Tech to the Rescue
Jayantha Karunaratne elaborates on the switch to a virtual tea auction
A global pandemic prompted the world’s oldest tea auction to go online with the Colombo Tea Auction moving to a virtual model last year. Commenting on the key concerns that led to the switch to a virtual tea auction, Jayantha Karunaratne says: “The last outcry auction was held in mid-March. We adopted many precautionary measures and some buyers did not even attend the auction due to the risks posed by COVID-19.”
“At the time, there were teas produced and more in the pipeline to be sold so we had no choice but to find a solution to dispose of the teas. Against this backdrop, we held discussions with the Colombo Brokers Association and a software development company to convert the outcry system into an electronic platform,” he reveals.
Karunaratne adds: “This was why we had to change the auction to an e-platform in a very short period of time.”
The first e-platform auction was conducted in April last year and weekly thereafter with approximately six million kilogrammes (or 11,000 lots) of tea sold. While initially the auction was completed within a period of five days, over the coming weeks, it became possible to conclude the auction in two days as was the practice in the past with the outcry system.
He elaborates: “Many of the teething issues have been resolved but more can be done to speed up the process, improve efficiency, obtain the best price for producers and fairest auction for buyers.”
Karunaratne believes that the virtual tea auction is the way forward and to this end, he reveals that “this was planned by the Colombo Tea Traders Association (CTTA) back in 2000. But for many reasons, a consensus on the matter could not be reached among stakeholders.
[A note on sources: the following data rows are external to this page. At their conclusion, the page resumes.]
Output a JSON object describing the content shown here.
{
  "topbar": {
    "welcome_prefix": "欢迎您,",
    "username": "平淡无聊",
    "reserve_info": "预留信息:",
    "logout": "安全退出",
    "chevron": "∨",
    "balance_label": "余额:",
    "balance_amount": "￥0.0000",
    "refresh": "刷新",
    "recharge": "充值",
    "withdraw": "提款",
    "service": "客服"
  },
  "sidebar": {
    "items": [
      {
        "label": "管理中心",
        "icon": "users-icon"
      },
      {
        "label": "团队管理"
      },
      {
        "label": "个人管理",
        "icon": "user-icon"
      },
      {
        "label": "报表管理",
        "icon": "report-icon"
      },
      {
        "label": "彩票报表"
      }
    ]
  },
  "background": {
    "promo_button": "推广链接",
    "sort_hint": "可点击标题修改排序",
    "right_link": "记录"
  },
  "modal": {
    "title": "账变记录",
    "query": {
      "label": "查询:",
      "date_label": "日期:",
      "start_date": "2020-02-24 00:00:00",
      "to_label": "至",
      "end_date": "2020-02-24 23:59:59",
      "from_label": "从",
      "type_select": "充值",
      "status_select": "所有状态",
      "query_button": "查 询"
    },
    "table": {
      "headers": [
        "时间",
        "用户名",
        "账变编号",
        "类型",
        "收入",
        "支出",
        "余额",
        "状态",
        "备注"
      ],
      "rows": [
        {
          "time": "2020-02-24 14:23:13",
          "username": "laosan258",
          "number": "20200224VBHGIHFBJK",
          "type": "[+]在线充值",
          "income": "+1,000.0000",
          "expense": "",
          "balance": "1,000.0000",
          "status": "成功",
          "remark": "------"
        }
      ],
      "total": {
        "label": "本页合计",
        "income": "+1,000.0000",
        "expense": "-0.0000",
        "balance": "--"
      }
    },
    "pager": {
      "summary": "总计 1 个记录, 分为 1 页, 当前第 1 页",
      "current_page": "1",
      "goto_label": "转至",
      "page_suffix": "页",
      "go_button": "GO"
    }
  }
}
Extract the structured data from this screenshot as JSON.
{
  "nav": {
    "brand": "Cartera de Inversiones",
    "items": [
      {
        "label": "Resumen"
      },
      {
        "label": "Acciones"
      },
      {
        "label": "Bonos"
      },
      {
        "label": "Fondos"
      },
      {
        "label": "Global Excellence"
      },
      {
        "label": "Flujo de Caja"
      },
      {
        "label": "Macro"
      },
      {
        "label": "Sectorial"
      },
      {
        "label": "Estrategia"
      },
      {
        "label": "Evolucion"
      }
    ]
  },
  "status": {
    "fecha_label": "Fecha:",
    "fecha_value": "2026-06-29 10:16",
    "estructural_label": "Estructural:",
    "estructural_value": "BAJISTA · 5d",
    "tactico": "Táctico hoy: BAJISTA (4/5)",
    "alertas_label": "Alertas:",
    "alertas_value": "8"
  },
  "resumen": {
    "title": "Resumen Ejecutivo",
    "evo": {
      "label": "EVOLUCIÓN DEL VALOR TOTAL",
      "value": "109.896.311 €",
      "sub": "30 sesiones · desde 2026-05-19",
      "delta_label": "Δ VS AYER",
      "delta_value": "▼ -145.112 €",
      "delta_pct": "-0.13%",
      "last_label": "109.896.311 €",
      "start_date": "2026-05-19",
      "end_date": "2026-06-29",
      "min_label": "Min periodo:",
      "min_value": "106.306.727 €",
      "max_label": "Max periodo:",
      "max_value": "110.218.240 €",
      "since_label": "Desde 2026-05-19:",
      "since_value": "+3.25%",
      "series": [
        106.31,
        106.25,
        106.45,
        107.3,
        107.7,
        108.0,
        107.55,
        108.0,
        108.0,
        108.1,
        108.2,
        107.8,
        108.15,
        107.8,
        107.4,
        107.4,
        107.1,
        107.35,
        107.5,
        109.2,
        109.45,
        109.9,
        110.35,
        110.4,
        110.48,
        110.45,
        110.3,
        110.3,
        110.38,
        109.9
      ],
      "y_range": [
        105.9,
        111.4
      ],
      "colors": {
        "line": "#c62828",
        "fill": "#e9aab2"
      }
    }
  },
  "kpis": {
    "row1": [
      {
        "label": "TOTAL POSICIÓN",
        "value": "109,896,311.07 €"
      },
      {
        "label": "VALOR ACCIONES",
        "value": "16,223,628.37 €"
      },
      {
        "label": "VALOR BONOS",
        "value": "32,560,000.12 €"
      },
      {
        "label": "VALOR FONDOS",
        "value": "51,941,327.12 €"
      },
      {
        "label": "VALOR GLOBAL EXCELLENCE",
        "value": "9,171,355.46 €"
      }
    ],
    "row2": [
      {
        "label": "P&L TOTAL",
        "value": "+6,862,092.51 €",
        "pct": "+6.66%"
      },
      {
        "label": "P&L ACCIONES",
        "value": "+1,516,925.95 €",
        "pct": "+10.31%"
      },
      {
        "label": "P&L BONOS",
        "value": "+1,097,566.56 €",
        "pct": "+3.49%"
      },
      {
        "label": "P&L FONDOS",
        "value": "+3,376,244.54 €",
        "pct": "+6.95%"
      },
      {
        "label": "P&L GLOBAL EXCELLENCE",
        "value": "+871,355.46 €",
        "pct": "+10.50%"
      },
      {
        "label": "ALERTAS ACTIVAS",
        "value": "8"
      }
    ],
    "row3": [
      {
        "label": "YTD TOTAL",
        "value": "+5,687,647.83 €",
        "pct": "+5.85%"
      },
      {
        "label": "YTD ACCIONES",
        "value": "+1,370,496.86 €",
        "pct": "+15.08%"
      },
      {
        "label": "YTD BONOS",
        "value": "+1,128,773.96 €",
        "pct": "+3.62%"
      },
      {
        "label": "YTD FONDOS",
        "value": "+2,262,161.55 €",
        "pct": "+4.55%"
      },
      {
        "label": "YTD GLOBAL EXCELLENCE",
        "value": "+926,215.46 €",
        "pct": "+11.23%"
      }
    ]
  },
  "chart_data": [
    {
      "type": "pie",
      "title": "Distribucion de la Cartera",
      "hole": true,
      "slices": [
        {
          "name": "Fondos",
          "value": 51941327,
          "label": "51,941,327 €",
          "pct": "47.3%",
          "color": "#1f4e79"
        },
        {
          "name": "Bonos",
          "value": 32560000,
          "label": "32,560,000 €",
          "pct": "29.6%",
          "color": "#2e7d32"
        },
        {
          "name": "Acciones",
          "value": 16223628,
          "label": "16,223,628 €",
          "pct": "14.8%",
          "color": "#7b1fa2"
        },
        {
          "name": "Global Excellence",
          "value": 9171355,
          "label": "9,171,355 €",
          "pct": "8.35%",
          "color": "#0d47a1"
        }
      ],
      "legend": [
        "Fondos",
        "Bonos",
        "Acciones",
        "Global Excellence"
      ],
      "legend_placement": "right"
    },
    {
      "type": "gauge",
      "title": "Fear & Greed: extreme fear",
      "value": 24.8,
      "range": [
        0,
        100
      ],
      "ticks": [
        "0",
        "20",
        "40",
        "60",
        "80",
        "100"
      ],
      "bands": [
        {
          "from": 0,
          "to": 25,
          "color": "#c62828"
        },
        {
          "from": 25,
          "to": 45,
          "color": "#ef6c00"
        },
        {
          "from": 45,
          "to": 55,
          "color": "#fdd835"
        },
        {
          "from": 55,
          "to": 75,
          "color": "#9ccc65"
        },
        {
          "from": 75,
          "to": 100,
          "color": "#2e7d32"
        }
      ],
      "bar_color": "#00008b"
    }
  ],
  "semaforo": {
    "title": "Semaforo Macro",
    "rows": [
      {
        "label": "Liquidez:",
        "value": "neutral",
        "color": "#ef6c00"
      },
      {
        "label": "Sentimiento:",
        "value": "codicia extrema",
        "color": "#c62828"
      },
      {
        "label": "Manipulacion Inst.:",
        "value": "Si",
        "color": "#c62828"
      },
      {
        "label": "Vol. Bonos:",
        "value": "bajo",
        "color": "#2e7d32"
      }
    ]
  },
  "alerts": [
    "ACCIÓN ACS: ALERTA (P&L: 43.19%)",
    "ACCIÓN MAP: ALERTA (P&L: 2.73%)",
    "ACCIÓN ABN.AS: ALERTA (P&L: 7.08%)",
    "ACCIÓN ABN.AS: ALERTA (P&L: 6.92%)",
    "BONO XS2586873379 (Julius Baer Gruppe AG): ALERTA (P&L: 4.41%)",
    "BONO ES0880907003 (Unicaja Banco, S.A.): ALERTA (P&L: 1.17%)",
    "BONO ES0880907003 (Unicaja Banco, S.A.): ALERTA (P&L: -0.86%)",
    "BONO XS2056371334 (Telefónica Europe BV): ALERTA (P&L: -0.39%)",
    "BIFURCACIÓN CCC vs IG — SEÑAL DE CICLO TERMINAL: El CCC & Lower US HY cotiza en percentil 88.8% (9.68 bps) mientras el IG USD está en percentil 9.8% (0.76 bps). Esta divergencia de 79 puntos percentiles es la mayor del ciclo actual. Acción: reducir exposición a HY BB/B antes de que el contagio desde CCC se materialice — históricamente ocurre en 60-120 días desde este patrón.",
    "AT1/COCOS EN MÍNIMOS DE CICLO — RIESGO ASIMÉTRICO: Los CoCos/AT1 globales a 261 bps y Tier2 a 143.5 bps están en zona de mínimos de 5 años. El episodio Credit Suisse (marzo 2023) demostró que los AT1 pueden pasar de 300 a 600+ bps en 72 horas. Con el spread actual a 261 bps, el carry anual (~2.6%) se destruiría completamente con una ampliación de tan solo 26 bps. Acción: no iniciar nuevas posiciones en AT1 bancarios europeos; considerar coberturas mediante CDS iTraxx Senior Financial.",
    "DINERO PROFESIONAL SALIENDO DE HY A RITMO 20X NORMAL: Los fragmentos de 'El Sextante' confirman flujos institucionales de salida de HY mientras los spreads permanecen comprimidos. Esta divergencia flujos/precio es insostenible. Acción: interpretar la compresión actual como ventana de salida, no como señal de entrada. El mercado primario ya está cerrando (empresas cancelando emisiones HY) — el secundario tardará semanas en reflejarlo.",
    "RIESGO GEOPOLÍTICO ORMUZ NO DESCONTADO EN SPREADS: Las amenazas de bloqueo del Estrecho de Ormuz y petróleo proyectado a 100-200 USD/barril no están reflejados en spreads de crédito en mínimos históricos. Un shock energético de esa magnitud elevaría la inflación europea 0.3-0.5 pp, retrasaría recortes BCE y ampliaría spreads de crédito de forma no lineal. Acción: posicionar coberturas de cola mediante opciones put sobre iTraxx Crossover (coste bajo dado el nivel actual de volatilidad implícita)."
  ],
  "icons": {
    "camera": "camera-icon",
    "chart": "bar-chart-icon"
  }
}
With the onset of the COVID-19 pandemic however, we were compelled to implement a virtual tea auction and haven’t looked back since.”
Noting the benefits of a virtual tea auction, he asserts: “It is the way forward because we don’t need to travel to and gather at a single location, and spend many days purchasing tea. Instead, we can operate from our offices, it’s a transparent and less costly option, and consumes less time. The world is changing to similar formats and we should follow suit.”
As for global examples from which Sri Lanka can learn, he highlights the flower auctions in the Netherlands, which are held in a similar way.
“Tea e-auctions have been held in certain other countries; and fairly large volumes have been traded in this format so it is not something totally new to the world. The mindset of all stakeholders in Sri Lanka also changed within a short period of time, which is a notable achievement. While IT can come up with the solutions, we the users need to change our behaviours and practices to make the best of them,” Karunaratne emphasises.
He is of the view that there is much room for automation in the value chain, “from production to transportation, auctioning, processing, export and marketing. Automation and IT will speed up processes, and enable more accurate decision making in business. So it is definitely helping us.”
And Karunaratne concludes: “Companies have begun using other tools such as AI in the value chain. They’ve developed e-eye, e-nose and e-tongue, which can be used in the grading and tasting of tea. There are many developments in terms of automation, the use of IT and AI in business, production, processing and exports. It’s definitely the way forward. So we need to make changes and leverage on the opportunities.”